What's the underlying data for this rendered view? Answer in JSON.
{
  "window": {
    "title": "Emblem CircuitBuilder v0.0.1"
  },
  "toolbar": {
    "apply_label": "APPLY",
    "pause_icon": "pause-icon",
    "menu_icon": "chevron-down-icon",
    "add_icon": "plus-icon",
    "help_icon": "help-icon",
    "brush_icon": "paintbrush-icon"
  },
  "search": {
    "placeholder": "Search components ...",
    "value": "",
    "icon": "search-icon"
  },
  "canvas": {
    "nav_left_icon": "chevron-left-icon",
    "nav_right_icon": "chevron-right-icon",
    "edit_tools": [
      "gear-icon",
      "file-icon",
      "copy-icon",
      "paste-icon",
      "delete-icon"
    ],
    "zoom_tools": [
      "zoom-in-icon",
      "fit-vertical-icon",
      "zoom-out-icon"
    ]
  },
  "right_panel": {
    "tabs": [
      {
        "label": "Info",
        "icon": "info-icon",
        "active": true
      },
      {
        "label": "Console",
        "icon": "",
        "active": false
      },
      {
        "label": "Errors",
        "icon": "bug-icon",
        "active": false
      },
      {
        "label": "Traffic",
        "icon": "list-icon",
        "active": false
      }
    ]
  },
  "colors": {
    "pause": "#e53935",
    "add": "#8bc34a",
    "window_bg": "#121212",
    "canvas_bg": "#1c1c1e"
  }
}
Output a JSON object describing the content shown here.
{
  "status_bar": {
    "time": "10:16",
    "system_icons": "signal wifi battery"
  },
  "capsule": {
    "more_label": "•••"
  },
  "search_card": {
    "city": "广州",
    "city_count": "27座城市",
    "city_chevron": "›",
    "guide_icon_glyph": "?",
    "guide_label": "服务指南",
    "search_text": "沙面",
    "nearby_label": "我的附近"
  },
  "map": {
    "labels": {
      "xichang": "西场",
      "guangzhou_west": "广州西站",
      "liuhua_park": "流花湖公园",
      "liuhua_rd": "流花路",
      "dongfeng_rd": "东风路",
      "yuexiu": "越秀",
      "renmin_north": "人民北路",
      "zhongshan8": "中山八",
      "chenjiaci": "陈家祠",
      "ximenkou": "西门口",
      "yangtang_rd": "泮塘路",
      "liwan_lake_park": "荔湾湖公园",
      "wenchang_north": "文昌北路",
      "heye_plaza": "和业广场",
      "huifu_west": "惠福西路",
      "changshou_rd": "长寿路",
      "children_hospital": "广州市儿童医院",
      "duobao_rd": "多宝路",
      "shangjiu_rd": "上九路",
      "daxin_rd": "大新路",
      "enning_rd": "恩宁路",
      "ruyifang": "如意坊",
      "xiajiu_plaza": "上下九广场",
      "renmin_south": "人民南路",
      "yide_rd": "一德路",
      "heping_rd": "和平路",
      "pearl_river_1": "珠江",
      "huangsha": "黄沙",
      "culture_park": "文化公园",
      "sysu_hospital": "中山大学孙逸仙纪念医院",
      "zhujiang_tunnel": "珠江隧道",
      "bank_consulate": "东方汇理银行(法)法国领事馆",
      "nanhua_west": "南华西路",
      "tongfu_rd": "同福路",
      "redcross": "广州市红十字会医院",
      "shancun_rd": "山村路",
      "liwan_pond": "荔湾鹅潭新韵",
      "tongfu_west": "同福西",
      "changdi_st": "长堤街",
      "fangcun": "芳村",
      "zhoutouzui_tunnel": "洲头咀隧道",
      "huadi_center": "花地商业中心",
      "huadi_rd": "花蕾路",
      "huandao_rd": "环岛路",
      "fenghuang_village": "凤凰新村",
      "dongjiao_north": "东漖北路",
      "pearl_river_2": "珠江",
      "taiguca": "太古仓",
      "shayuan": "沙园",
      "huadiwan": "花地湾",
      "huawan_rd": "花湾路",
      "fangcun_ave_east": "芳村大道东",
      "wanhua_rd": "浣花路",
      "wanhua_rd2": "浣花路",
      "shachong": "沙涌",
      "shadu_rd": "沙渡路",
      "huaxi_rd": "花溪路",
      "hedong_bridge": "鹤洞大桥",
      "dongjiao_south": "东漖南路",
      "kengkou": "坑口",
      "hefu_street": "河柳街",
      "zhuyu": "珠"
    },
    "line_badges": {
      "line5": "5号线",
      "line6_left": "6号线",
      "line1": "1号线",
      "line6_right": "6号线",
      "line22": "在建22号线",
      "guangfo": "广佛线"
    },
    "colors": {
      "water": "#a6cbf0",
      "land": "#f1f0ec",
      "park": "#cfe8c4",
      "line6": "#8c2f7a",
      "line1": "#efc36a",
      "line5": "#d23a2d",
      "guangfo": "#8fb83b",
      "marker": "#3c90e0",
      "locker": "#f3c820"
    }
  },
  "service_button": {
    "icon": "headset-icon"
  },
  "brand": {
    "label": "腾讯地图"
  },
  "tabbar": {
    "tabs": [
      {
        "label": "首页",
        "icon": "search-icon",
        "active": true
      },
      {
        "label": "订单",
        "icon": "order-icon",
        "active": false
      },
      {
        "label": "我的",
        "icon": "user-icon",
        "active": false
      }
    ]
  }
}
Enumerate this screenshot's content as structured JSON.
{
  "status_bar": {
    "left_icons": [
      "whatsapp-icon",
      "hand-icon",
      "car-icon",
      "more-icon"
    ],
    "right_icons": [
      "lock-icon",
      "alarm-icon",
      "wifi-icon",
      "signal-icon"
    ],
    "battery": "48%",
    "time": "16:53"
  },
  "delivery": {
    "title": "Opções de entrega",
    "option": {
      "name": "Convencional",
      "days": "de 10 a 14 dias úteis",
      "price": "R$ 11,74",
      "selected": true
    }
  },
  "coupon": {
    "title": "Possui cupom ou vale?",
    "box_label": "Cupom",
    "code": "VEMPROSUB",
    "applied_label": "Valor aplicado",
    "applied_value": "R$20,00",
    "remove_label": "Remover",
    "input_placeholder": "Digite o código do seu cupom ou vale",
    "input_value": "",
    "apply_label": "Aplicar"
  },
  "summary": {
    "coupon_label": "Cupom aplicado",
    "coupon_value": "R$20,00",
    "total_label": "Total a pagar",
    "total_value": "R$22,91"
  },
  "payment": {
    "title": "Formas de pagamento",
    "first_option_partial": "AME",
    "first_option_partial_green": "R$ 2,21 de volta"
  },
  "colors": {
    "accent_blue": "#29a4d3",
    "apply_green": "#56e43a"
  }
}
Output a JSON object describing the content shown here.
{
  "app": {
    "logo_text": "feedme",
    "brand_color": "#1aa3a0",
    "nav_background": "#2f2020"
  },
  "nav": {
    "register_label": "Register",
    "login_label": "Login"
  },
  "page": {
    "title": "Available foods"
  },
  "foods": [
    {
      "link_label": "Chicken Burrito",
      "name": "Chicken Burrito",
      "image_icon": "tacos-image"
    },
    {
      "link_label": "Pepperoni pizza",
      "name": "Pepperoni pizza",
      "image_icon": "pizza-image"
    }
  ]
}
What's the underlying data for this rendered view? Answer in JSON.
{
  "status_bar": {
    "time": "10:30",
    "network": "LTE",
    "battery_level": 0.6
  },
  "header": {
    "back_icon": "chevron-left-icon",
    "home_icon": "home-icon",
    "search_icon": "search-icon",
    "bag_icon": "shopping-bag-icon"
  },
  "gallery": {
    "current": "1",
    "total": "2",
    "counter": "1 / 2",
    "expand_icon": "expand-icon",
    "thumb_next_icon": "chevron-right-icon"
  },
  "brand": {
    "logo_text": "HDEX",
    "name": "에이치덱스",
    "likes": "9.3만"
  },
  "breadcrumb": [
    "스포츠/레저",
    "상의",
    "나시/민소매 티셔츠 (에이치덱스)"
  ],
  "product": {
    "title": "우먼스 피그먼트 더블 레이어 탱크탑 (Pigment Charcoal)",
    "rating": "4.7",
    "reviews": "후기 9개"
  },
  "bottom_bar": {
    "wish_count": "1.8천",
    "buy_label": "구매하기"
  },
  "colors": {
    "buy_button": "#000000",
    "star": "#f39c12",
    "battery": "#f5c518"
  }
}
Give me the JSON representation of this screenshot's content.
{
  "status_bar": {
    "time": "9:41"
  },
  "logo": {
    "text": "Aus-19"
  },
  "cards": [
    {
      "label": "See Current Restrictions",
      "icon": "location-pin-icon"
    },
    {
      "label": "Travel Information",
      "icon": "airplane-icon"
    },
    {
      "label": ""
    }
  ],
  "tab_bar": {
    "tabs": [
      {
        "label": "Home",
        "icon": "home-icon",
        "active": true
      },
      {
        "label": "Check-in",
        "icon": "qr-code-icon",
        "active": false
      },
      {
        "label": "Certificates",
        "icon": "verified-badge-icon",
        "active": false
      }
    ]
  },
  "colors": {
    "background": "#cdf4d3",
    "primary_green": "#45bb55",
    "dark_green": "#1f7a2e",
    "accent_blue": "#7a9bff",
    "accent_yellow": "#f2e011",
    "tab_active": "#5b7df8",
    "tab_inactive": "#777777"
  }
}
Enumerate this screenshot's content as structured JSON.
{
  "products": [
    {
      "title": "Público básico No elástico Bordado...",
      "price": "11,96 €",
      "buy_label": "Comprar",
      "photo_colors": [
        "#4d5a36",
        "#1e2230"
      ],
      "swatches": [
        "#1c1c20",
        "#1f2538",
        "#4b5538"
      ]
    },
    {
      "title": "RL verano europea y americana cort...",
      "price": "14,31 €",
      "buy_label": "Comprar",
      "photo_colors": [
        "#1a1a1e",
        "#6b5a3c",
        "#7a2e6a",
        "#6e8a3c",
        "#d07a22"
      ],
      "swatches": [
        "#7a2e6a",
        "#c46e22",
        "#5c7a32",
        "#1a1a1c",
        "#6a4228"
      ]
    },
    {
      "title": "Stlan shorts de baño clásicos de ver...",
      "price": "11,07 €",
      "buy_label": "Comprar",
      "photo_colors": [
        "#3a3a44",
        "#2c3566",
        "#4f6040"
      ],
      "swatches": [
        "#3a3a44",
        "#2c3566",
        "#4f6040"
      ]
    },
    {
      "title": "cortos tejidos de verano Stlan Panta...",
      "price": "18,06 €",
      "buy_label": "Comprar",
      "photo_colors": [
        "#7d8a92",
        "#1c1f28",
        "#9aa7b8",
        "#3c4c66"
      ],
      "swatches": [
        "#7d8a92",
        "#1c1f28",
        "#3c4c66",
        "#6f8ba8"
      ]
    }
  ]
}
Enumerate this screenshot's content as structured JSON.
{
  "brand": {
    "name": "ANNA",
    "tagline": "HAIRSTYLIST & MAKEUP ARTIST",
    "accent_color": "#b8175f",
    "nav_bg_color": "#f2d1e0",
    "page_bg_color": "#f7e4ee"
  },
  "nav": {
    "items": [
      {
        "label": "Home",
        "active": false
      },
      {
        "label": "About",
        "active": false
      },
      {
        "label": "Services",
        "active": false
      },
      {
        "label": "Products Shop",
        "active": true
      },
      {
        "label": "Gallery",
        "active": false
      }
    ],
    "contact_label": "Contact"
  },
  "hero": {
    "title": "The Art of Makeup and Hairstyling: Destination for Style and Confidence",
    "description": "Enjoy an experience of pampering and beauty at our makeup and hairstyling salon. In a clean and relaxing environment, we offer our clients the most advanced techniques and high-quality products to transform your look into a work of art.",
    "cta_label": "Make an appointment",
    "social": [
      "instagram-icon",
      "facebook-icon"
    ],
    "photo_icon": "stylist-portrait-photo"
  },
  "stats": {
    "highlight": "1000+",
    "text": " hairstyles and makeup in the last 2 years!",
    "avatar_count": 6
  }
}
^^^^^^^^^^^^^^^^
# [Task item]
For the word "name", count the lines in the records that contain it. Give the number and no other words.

# [Response box]
5